ENTRIES PROVIDED:
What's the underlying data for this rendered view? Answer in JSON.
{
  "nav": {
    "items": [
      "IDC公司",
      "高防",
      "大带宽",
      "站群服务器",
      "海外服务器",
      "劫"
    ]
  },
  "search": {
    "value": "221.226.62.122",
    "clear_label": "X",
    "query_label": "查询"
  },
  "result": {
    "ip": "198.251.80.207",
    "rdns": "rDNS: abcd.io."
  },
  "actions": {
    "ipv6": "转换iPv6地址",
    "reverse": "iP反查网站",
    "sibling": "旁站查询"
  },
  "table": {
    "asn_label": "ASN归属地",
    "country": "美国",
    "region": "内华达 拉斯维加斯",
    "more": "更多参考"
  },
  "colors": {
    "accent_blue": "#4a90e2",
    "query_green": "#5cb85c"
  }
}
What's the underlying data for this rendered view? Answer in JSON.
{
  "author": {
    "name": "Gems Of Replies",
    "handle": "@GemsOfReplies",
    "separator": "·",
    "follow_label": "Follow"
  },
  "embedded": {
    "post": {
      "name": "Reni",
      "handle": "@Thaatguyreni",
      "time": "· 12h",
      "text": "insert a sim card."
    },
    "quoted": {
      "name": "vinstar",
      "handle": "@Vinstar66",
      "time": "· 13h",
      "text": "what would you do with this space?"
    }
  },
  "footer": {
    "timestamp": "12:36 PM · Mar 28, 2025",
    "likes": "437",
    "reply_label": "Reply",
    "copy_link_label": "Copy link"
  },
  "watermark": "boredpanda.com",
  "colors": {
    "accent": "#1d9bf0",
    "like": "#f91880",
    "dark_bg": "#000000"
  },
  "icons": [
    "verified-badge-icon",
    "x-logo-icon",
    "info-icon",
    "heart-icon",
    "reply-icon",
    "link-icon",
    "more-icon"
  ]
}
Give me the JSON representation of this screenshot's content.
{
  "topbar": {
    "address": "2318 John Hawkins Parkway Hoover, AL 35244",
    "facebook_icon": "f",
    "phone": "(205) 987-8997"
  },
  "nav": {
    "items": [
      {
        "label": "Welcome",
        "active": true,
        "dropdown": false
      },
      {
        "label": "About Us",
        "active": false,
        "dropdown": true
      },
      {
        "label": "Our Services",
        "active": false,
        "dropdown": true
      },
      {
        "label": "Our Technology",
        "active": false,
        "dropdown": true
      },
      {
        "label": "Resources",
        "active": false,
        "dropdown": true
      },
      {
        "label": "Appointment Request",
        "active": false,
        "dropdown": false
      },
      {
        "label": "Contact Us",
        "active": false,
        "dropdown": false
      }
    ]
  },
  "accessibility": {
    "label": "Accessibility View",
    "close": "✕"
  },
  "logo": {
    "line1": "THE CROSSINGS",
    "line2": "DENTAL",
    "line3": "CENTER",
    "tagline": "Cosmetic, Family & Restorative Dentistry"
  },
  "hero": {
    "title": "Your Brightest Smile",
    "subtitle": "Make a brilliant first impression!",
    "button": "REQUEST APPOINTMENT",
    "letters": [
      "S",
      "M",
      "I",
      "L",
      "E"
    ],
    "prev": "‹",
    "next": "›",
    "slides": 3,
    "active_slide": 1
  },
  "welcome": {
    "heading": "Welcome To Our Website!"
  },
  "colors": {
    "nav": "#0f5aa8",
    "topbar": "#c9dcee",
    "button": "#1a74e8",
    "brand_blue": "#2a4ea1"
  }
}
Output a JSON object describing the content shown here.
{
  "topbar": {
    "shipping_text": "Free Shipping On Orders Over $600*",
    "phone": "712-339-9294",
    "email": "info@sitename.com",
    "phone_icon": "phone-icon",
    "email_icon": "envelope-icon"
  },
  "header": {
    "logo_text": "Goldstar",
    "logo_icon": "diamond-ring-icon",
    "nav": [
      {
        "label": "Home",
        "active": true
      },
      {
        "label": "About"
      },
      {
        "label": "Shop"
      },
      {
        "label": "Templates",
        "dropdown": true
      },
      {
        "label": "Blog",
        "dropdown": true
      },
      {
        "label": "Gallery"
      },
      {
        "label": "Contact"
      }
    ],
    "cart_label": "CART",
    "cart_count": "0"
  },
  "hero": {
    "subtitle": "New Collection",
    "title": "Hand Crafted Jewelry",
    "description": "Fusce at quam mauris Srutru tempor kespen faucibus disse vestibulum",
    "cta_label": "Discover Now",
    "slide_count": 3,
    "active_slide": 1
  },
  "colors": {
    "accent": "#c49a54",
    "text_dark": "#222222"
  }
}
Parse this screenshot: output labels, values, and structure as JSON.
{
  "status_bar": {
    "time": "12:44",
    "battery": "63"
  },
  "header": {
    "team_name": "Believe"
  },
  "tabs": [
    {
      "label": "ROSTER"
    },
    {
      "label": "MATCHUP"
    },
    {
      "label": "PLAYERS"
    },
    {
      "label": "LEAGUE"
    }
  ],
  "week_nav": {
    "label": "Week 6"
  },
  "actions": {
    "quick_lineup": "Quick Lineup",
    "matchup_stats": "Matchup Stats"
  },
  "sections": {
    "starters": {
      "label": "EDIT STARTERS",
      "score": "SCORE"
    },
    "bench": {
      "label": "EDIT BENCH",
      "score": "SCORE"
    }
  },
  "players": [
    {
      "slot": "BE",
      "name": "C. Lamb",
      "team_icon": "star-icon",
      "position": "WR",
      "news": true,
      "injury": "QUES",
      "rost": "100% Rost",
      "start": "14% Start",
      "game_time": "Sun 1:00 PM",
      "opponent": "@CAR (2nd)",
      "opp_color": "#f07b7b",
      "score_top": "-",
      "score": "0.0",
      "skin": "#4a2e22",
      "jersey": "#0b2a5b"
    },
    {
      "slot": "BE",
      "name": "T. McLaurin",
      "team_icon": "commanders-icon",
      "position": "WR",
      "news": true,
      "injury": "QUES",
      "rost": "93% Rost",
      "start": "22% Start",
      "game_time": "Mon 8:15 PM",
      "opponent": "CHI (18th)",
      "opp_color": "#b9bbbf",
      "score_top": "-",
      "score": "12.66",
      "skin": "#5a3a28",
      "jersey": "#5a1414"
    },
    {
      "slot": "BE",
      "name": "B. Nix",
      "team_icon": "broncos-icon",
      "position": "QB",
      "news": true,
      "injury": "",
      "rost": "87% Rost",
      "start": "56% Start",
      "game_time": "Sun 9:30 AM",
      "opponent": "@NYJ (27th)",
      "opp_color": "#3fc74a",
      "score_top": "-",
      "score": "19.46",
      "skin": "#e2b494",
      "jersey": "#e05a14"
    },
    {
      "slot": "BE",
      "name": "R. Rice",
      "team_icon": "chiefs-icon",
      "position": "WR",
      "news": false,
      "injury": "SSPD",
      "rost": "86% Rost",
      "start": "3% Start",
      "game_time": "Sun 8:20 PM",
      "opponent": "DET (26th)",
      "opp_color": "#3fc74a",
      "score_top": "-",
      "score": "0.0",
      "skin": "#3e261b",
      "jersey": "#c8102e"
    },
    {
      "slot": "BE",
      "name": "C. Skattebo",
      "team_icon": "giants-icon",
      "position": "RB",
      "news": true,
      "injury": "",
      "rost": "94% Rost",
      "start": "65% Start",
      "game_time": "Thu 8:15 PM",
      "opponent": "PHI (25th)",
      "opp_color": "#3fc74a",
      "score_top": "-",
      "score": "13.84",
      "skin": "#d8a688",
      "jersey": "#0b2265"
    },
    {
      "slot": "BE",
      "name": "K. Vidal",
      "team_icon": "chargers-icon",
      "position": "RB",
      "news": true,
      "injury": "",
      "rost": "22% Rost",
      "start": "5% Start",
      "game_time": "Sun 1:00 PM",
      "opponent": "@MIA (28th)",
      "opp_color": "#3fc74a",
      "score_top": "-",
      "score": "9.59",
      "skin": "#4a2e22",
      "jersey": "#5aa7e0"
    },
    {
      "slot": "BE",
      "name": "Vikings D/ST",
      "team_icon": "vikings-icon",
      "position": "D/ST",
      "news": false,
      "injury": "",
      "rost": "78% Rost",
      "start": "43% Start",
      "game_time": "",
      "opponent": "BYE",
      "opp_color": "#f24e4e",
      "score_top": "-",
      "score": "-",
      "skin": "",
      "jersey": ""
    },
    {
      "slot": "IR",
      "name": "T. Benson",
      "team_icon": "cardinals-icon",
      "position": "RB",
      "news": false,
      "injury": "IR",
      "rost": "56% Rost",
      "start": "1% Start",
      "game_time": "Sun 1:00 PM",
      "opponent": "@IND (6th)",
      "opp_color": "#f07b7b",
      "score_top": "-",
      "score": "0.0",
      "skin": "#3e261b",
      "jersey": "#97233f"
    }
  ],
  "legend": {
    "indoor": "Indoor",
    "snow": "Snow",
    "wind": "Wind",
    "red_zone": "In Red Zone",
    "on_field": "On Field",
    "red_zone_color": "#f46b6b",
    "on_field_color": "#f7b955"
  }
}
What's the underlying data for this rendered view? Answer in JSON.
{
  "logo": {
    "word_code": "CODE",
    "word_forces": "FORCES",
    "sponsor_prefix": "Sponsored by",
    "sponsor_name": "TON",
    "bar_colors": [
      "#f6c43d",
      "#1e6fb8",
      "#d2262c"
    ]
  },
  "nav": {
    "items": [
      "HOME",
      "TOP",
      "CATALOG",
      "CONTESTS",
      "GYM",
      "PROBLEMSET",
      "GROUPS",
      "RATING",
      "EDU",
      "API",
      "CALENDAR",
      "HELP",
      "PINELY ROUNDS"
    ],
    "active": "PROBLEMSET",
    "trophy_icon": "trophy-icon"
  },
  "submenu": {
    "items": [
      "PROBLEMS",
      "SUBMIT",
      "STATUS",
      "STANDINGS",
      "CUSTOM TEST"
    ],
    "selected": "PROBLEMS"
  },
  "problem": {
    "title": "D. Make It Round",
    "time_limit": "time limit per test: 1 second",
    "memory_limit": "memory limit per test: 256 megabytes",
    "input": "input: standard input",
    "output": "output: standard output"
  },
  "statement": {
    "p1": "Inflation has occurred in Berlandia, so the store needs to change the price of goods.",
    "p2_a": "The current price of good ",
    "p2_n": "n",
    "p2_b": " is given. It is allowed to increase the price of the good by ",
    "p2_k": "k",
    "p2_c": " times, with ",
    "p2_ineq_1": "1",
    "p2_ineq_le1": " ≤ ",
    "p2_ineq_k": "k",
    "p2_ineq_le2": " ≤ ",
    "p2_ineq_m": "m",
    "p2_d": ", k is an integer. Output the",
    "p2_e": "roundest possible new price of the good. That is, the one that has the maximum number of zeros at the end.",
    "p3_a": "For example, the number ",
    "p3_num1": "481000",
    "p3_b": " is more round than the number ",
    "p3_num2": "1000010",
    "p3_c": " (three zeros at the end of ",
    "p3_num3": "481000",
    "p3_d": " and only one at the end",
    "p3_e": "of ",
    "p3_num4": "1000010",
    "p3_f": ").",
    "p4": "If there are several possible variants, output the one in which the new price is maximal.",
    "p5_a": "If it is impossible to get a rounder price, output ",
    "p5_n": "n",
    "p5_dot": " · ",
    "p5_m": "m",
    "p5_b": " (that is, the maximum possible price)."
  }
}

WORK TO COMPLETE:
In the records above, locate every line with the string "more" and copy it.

TASK RESPONSE:
    "more": "更多参考"
    "more-icon"
    "p3_b": " is more round than the number ",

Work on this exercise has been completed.